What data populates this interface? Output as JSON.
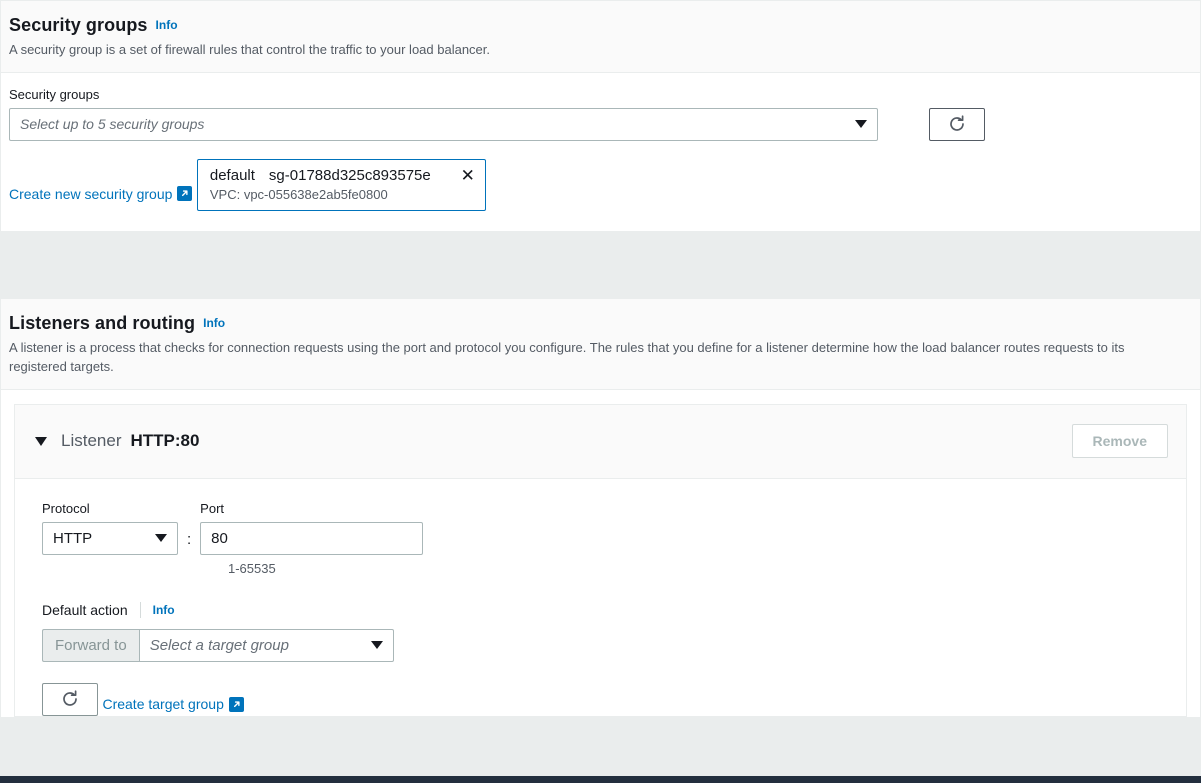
{
  "security_groups_section": {
    "title": "Security groups",
    "info_label": "Info",
    "description": "A security group is a set of firewall rules that control the traffic to your load balancer.",
    "field_label": "Security groups",
    "select_placeholder": "Select up to 5 security groups",
    "dropdown_icon": "caret-down-icon",
    "refresh_icon": "refresh-icon",
    "create_link": "Create new security group",
    "create_link_icon": "external-link-icon",
    "selected_token": {
      "name": "default",
      "id": "sg-01788d325c893575e",
      "vpc": "VPC: vpc-055638e2ab5fe0800",
      "remove_icon": "close-icon"
    }
  },
  "listeners_section": {
    "title": "Listeners and routing",
    "info_label": "Info",
    "description": "A listener is a process that checks for connection requests using the port and protocol you configure. The rules that you define for a listener determine how the load balancer routes requests to its registered targets.",
    "listener": {
      "collapse_icon": "triangle-down-icon",
      "word": "Listener",
      "protocol_port": "HTTP:80",
      "remove_label": "Remove",
      "protocol_label": "Protocol",
      "protocol_value": "HTTP",
      "port_label": "Port",
      "port_value": "80",
      "port_hint": "1-65535",
      "default_action_label": "Default action",
      "default_action_info": "Info",
      "forward_prefix": "Forward to",
      "target_group_placeholder": "Select a target group",
      "refresh_icon": "refresh-icon",
      "create_target_group_link": "Create target group",
      "create_target_group_icon": "external-link-icon"
    }
  },
  "colors": {
    "link": "#0073bb",
    "page_bg": "#eaeded",
    "header_bg": "#fafafa",
    "bottom_bar": "#232f3e",
    "token_border": "#0073bb"
  }
}
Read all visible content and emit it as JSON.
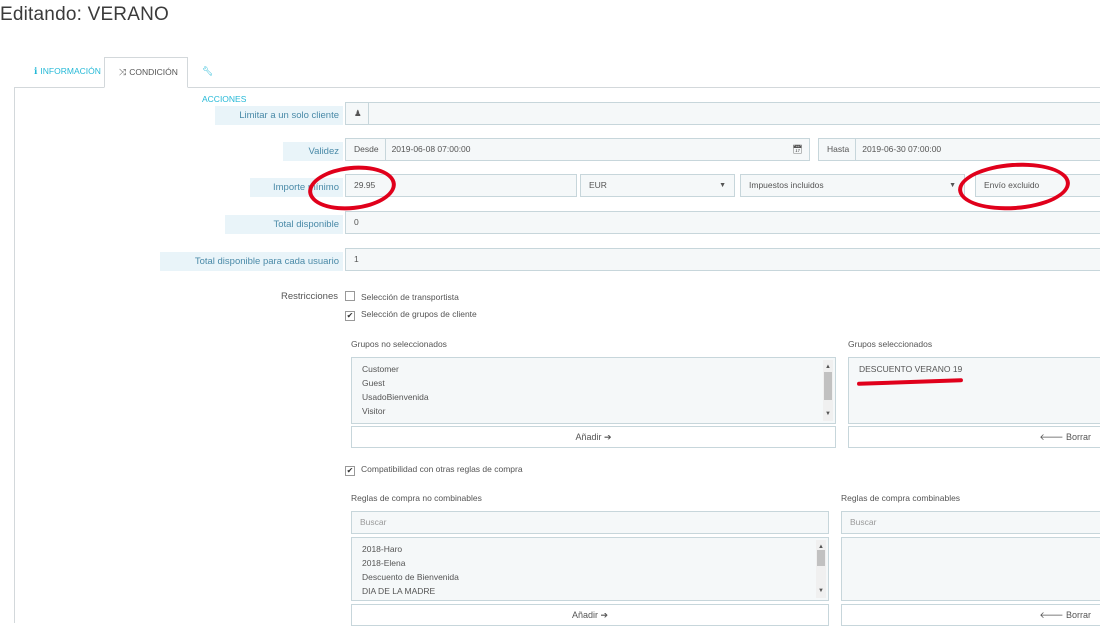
{
  "title": "Editando: VERANO",
  "tabs": [
    {
      "label": "INFORMACIÓN",
      "icon": "info-icon"
    },
    {
      "label": "CONDICIÓN",
      "icon": "shuffle-icon"
    },
    {
      "label": "ACCIONES",
      "icon": "wrench-icon"
    }
  ],
  "form": {
    "limit_customer": {
      "label": "Limitar a un solo cliente",
      "value": "",
      "icon": "user-icon"
    },
    "validity": {
      "label": "Validez",
      "from_addon": "Desde",
      "from_value": "2019-06-08 07:00:00",
      "to_addon": "Hasta",
      "to_value": "2019-06-30 07:00:00",
      "icon": "calendar-icon"
    },
    "min_amount": {
      "label": "Importe mínimo",
      "value": "29.95",
      "currency": "EUR",
      "tax": "Impuestos incluidos",
      "shipping": "Envío excluido"
    },
    "total_available": {
      "label": "Total disponible",
      "value": "0"
    },
    "total_per_user": {
      "label": "Total disponible para cada usuario",
      "value": "1"
    },
    "restrictions": {
      "label": "Restricciones",
      "carrier": {
        "label": "Selección de transportista",
        "checked": false
      },
      "groups": {
        "label": "Selección de grupos de cliente",
        "checked": true
      },
      "compat": {
        "label": "Compatibilidad con otras reglas de compra",
        "checked": true
      }
    },
    "groups_unselected": {
      "label": "Grupos no seleccionados",
      "items": [
        "Customer",
        "Guest",
        "UsadoBienvenida",
        "Visitor"
      ],
      "add_button": "Añadir ➔"
    },
    "groups_selected": {
      "label": "Grupos seleccionados",
      "items": [
        "DESCUENTO VERANO 19"
      ],
      "remove_button": "🡐 Borrar"
    },
    "rules_noncombinable": {
      "label": "Reglas de compra no combinables",
      "search_placeholder": "Buscar",
      "items": [
        "2018-Haro",
        "2018-Elena",
        "Descuento de Bienvenida",
        "DIA DE LA MADRE"
      ],
      "add_button": "Añadir ➔"
    },
    "rules_combinable": {
      "label": "Reglas de compra combinables",
      "search_placeholder": "Buscar",
      "remove_button": "🡐 Borrar"
    }
  },
  "colors": {
    "accent": "#25b9d7",
    "annotation": "#e0001b"
  }
}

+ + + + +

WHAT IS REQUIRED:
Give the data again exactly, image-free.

TASK SOLUTION:
What data populates this interface? Output as JSON.
{
  "security_groups_section": {
    "title": "Security groups",
    "info_label": "Info",
    "description": "A security group is a set of firewall rules that control the traffic to your load balancer.",
    "field_label": "Security groups",
    "select_placeholder": "Select up to 5 security groups",
    "dropdown_icon": "caret-down-icon",
    "refresh_icon": "refresh-icon",
    "create_link": "Create new security group",
    "create_link_icon": "external-link-icon",
    "selected_token": {
      "name": "default",
      "id": "sg-01788d325c893575e",
      "vpc": "VPC: vpc-055638e2ab5fe0800",
      "remove_icon": "close-icon"
    }
  },
  "listeners_section": {
    "title": "Listeners and routing",
    "info_label": "Info",
    "description": "A listener is a process that checks for connection requests using the port and protocol you configure. The rules that you define for a listener determine how the load balancer routes requests to its registered targets.",
    "listener": {
      "collapse_icon": "triangle-down-icon",
      "word": "Listener",
      "protocol_port": "HTTP:80",
      "remove_label": "Remove",
      "protocol_label": "Protocol",
      "protocol_value": "HTTP",
      "port_label": "Port",
      "port_value": "80",
      "port_hint": "1-65535",
      "default_action_label": "Default action",
      "default_action_info": "Info",
      "forward_prefix": "Forward to",
      "target_group_placeholder": "Select a target group",
      "refresh_icon": "refresh-icon",
      "create_target_group_link": "Create target group",
      "create_target_group_icon": "external-link-icon"
    }
  },
  "colors": {
    "link": "#0073bb",
    "page_bg": "#eaeded",
    "header_bg": "#fafafa",
    "bottom_bar": "#232f3e",
    "token_border": "#0073bb"
  }
}
Read all visible content and emit it as JSON.
{
  "title": "Editando: VERANO",
  "tabs": [
    {
      "label": "INFORMACIÓN",
      "icon": "info-icon"
    },
    {
      "label": "CONDICIÓN",
      "icon": "shuffle-icon"
    },
    {
      "label": "ACCIONES",
      "icon": "wrench-icon"
    }
  ],
  "form": {
    "limit_customer": {
      "label": "Limitar a un solo cliente",
      "value": "",
      "icon": "user-icon"
    },
    "validity": {
      "label": "Validez",
      "from_addon": "Desde",
      "from_value": "2019-06-08 07:00:00",
      "to_addon": "Hasta",
      "to_value": "2019-06-30 07:00:00",
      "icon": "calendar-icon"
    },
    "min_amount": {
      "label": "Importe mínimo",
      "value": "29.95",
      "currency": "EUR",
      "tax": "Impuestos incluidos",
      "shipping": "Envío excluido"
    },
    "total_available": {
      "label": "Total disponible",
      "value": "0"
    },
    "total_per_user": {
      "label": "Total disponible para cada usuario",
      "value": "1"
    },
    "restrictions": {
      "label": "Restricciones",
      "carrier": {
        "label": "Selección de transportista",
        "checked": false
      },
      "groups": {
        "label": "Selección de grupos de cliente",
        "checked": true
      },
      "compat": {
        "label": "Compatibilidad con otras reglas de compra",
        "checked": true
      }
    },
    "groups_unselected": {
      "label": "Grupos no seleccionados",
      "items": [
        "Customer",
        "Guest",
        "UsadoBienvenida",
        "Visitor"
      ],
      "add_button": "Añadir ➔"
    },
    "groups_selected": {
      "label": "Grupos seleccionados",
      "items": [
        "DESCUENTO VERANO 19"
      ],
      "remove_button": "🡐 Borrar"
    },
    "rules_noncombinable": {
      "label": "Reglas de compra no combinables",
      "search_placeholder": "Buscar",
      "items": [
        "2018-Haro",
        "2018-Elena",
        "Descuento de Bienvenida",
        "DIA DE LA MADRE"
      ],
      "add_button": "Añadir ➔"
    },
    "rules_combinable": {
      "label": "Reglas de compra combinables",
      "search_placeholder": "Buscar",
      "remove_button": "🡐 Borrar"
    }
  },
  "colors": {
    "accent": "#25b9d7",
    "annotation": "#e0001b"
  }
}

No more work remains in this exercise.